The Oklahoma State Treasurer’s office will continue improving Oklahoma’s economy and public investments through time-tested strategies to increase our state’s growing $15.5 billion portfolio. Today’s investment landscape contends with environmental, social and governance or ESG. An idea that once addressed only social responsibility, the name grew in scope and prevalence to become a big part of today’s public narrative. Keeping ESG out of investing is necessary due to its broad goal complexity, unmanageable reporting framework and heavy-handed mandates.
ESG is not intended to create shareholder value. During the November Board of Trustees meeting of the Teachers’ Retirement System, members voted to divest $184 million in pension funds because certain financial institutions were deemed by my office to be supporting ESG causes negative to Oklahoma industries Joseph Cappello, Deputy Chief Investment Officer, told the Teachers’ Retirement System board,
“We are very comfortable if you choose to divest.” Cappello detailed the $123 million in index funds would cost the system $32,700 or 0.026 percent to divest, the $61 million bond portfolio has no estimated cost, as selling this security traditionally has no commissions.
Analysis: Lockdown advocates now say they were wrong, But not Tulsa Mayor G.T. Bynum.
The Epoch Times reported Monday, Nov. 27 on several experts admitting they were wrong for supporting COVID lockdowns. Unfortunately, that doesn’t include officials in Oklahoma like Tulsa Mayor G. T. Bynum. As this editor wrote in September, we are still waiting for Mayor Bynum to correct his mistake. Dear mainstream media, in now proven fact, Oklahoma Gov. Kevin Stitt was right, Tulsa Mayor Bynum was wrong.
Today the question is still on the table: When will the City of Tulsa make right with small businesses, churches and citizens harmed by the unscientific and, now proven unjustified lockdown during the COVID Panic?
It is a stunning property, huge, historic, and owned by the family of Oklahoma’s current Attorney General, but why, after 100 years, would it go up for sale? Some speculate the McGirt Decision or the new feature movie, “Killers of the Flower Moon,” may have come into consideration. Others suggest it is economics or aging leadership or could it be politics? Over 8,000 acres are under fence, just a thirty-minute drive from Tulsa.
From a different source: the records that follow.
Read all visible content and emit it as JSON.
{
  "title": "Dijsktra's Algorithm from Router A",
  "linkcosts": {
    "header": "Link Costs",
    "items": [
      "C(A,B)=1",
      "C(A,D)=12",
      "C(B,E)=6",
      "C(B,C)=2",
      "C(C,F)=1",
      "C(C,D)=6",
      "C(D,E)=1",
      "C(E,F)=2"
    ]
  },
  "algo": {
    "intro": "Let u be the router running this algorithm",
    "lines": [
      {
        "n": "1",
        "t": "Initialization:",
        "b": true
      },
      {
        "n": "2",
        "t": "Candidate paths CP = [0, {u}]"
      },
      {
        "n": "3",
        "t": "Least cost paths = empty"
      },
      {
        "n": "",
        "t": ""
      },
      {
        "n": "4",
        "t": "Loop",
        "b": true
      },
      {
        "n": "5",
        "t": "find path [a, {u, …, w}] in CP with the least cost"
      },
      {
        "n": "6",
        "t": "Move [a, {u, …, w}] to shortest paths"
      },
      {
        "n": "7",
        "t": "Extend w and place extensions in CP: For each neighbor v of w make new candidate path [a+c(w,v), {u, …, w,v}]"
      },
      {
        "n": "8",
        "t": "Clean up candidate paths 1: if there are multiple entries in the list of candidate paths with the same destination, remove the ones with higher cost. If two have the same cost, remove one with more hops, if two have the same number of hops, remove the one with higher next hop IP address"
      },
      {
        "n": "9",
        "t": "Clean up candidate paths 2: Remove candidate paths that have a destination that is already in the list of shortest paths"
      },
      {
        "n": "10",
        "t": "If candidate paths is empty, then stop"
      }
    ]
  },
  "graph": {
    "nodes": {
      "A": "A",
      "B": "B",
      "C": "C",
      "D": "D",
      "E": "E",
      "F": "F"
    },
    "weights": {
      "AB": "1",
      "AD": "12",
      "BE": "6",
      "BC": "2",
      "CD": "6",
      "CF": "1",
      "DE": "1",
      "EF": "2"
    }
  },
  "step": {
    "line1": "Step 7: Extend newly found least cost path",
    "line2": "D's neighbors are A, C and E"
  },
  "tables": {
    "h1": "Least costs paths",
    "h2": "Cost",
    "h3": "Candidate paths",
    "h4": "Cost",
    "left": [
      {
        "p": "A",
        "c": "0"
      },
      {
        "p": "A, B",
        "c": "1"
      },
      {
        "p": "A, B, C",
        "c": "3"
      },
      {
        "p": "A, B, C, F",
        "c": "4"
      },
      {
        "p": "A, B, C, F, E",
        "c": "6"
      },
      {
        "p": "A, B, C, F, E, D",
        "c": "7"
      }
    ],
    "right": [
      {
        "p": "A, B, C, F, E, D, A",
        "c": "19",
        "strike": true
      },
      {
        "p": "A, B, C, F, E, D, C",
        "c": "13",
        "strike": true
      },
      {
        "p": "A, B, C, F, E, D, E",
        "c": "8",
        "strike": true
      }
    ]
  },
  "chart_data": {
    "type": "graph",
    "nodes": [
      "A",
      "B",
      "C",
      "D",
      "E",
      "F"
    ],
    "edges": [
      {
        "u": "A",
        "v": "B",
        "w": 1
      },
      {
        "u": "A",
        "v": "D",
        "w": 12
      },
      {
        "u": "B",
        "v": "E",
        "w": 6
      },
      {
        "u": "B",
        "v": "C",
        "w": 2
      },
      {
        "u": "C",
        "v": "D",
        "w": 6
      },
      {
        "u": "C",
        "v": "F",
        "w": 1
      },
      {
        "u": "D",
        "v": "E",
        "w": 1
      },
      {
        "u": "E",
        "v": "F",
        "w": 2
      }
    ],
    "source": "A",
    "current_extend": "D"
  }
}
From ethics reports, Attorney General Gentner Drummond loaned his campaign millions. In Oklahoma, you can earn 10% on that money as it may be paid back from contributors, but that is a lot of money out-of-pocket by any standard. Is this property sale to pay campaign debt or finance a bid for governor?
AG Drummond was the beneficiary of dark money with tribal connections and outright donations from tribal leaders. Is it possible that from his personal perspective, the McGirt Decision may return ownership of land to native tribes? That happened in South Africa where land owned for generations by farmers was given to native people once the South African Courts got involved. Is all Northeast Oklahoma, to say nothing of Tulsa, at risk? Does the family see writing on the wall?
Renting is now the new buying, thanks to Bidenomics, as high home prices and the peak rental season bring out more renters looking for apartments. But, which cities are seeing the most listing activity and attracting the most attention from apartment hunters?
For the first time ever, Tulsa has entered the list of the top 30 most popular cities for renters, after climbing a remarkable 48 places since last month. This month it ranks 28th, surpassing much bigger renter hubs, such as Manhattan, NY, in terms of popularity.
A recent survey released today explores perceptions of Gen Z workers among managers and business leaders. The report also shares insight into the top reasons why Gen Z employees get fired. Overall, the survey garnered responses from 1.000 managers and business leaders who believe Gen Z is the most difficult generation to work with. The report was commissioned by ResumeBuilder.com,
“As a result of COVID-19 and remote education, it’s possible that GenZers lack the foundation to be more successful than older generations in entry-level positions,” says Chief Career Advisor Stacie Haller.